## Task prompt
Would you please return all of the entries below exactly as shown?

## Material for the task
+ + + + +
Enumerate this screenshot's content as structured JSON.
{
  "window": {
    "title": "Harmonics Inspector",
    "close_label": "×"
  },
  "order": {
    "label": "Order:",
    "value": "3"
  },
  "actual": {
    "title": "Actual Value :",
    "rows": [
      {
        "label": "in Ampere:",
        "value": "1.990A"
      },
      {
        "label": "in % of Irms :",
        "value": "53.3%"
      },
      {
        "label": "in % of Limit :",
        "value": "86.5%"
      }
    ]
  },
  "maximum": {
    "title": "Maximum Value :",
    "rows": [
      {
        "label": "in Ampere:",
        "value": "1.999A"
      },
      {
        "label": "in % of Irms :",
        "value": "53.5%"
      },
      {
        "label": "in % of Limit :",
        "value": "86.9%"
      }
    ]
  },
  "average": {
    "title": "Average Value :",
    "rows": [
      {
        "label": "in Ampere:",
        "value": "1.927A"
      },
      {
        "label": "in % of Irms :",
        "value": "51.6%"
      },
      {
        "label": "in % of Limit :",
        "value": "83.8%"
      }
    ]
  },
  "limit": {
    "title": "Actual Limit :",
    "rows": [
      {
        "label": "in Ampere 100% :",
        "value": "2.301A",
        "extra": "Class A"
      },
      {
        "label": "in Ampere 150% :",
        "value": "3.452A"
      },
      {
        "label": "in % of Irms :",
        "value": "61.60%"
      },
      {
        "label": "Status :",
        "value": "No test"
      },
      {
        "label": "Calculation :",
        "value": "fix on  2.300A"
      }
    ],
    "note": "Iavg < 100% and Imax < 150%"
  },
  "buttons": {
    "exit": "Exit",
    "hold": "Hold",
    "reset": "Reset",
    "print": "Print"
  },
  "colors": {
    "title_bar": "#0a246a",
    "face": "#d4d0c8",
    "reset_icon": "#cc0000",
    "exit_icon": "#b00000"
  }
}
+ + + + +
## Task solution
Enumerate this screenshot's content as structured JSON.
{
  "window": {
    "title": "Harmonics Inspector",
    "close_label": "×"
  },
  "order": {
    "label": "Order:",
    "value": "3"
  },
  "actual": {
    "title": "Actual Value :",
    "rows": [
      {
        "label": "in Ampere:",
        "value": "1.990A"
      },
      {
        "label": "in % of Irms :",
        "value": "53.3%"
      },
      {
        "label": "in % of Limit :",
        "value": "86.5%"
      }
    ]
  },
  "maximum": {
    "title": "Maximum Value :",
    "rows": [
      {
        "label": "in Ampere:",
        "value": "1.999A"
      },
      {
        "label": "in % of Irms :",
        "value": "53.5%"
      },
      {
        "label": "in % of Limit :",
        "value": "86.9%"
      }
    ]
  },
  "average": {
    "title": "Average Value :",
    "rows": [
      {
        "label": "in Ampere:",
        "value": "1.927A"
      },
      {
        "label": "in % of Irms :",
        "value": "51.6%"
      },
      {
        "label": "in % of Limit :",
        "value": "83.8%"
      }
    ]
  },
  "limit": {
    "title": "Actual Limit :",
    "rows": [
      {
        "label": "in Ampere 100% :",
        "value": "2.301A",
        "extra": "Class A"
      },
      {
        "label": "in Ampere 150% :",
        "value": "3.452A"
      },
      {
        "label": "in % of Irms :",
        "value": "61.60%"
      },
      {
        "label": "Status :",
        "value": "No test"
      },
      {
        "label": "Calculation :",
        "value": "fix on  2.300A"
      }
    ],
    "note": "Iavg < 100% and Imax < 150%"
  },
  "buttons": {
    "exit": "Exit",
    "hold": "Hold",
    "reset": "Reset",
    "print": "Print"
  },
  "colors": {
    "title_bar": "#0a246a",
    "face": "#d4d0c8",
    "reset_icon": "#cc0000",
    "exit_icon": "#b00000"
  }
}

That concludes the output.